## [Aim of the exercise]
Leaving out every image, restate all the records word for word.

## [Exercise data]
━━━━━━

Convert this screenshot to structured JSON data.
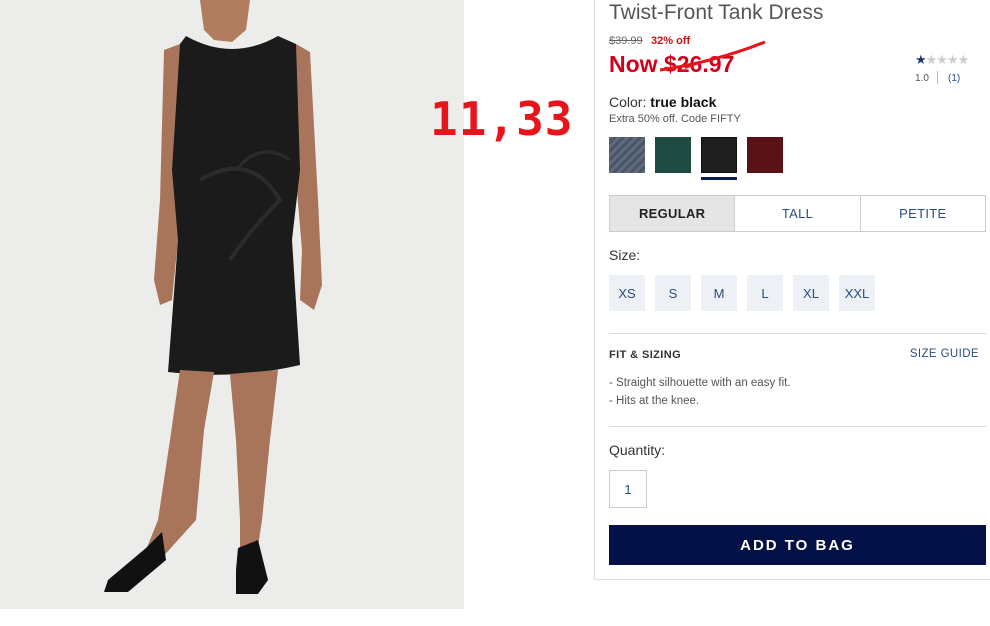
{
  "annotation": "11,33",
  "product": {
    "title": "Twist-Front Tank Dress",
    "old_price": "$39.99",
    "discount": "32% off",
    "now_price": "Now $26.97",
    "rating": {
      "stars": "★",
      "empty_stars": "★★★★",
      "value": "1.0",
      "count": "(1)"
    },
    "color_prefix": "Color: ",
    "color_name": "true black",
    "promo": "Extra 50% off. Code FIFTY",
    "swatches": [
      "slate-stripe",
      "dark-green",
      "true-black",
      "burgundy"
    ],
    "selected_swatch": "true-black",
    "fit_tabs": [
      "REGULAR",
      "TALL",
      "PETITE"
    ],
    "selected_fit": "REGULAR",
    "size_label": "Size:",
    "sizes": [
      "XS",
      "S",
      "M",
      "L",
      "XL",
      "XXL"
    ],
    "fit_heading": "FIT & SIZING",
    "size_guide": "SIZE GUIDE",
    "fit_details": [
      "- Straight silhouette with an easy fit.",
      "- Hits at the knee."
    ],
    "quantity_label": "Quantity:",
    "quantity": "1",
    "add_to_bag": "ADD TO BAG"
  },
  "colors": {
    "price_red": "#d0021b",
    "link_blue": "#2a4d84",
    "button_navy": "#031146"
  }
}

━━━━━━

## [Answer to this exercise]
Convert this screenshot to structured JSON data.
{
  "annotation": "11,33",
  "product": {
    "title": "Twist-Front Tank Dress",
    "old_price": "$39.99",
    "discount": "32% off",
    "now_price": "Now $26.97",
    "rating": {
      "stars": "★",
      "empty_stars": "★★★★",
      "value": "1.0",
      "count": "(1)"
    },
    "color_prefix": "Color: ",
    "color_name": "true black",
    "promo": "Extra 50% off. Code FIFTY",
    "swatches": [
      "slate-stripe",
      "dark-green",
      "true-black",
      "burgundy"
    ],
    "selected_swatch": "true-black",
    "fit_tabs": [
      "REGULAR",
      "TALL",
      "PETITE"
    ],
    "selected_fit": "REGULAR",
    "size_label": "Size:",
    "sizes": [
      "XS",
      "S",
      "M",
      "L",
      "XL",
      "XXL"
    ],
    "fit_heading": "FIT & SIZING",
    "size_guide": "SIZE GUIDE",
    "fit_details": [
      "- Straight silhouette with an easy fit.",
      "- Hits at the knee."
    ],
    "quantity_label": "Quantity:",
    "quantity": "1",
    "add_to_bag": "ADD TO BAG"
  },
  "colors": {
    "price_red": "#d0021b",
    "link_blue": "#2a4d84",
    "button_navy": "#031146"
  }
}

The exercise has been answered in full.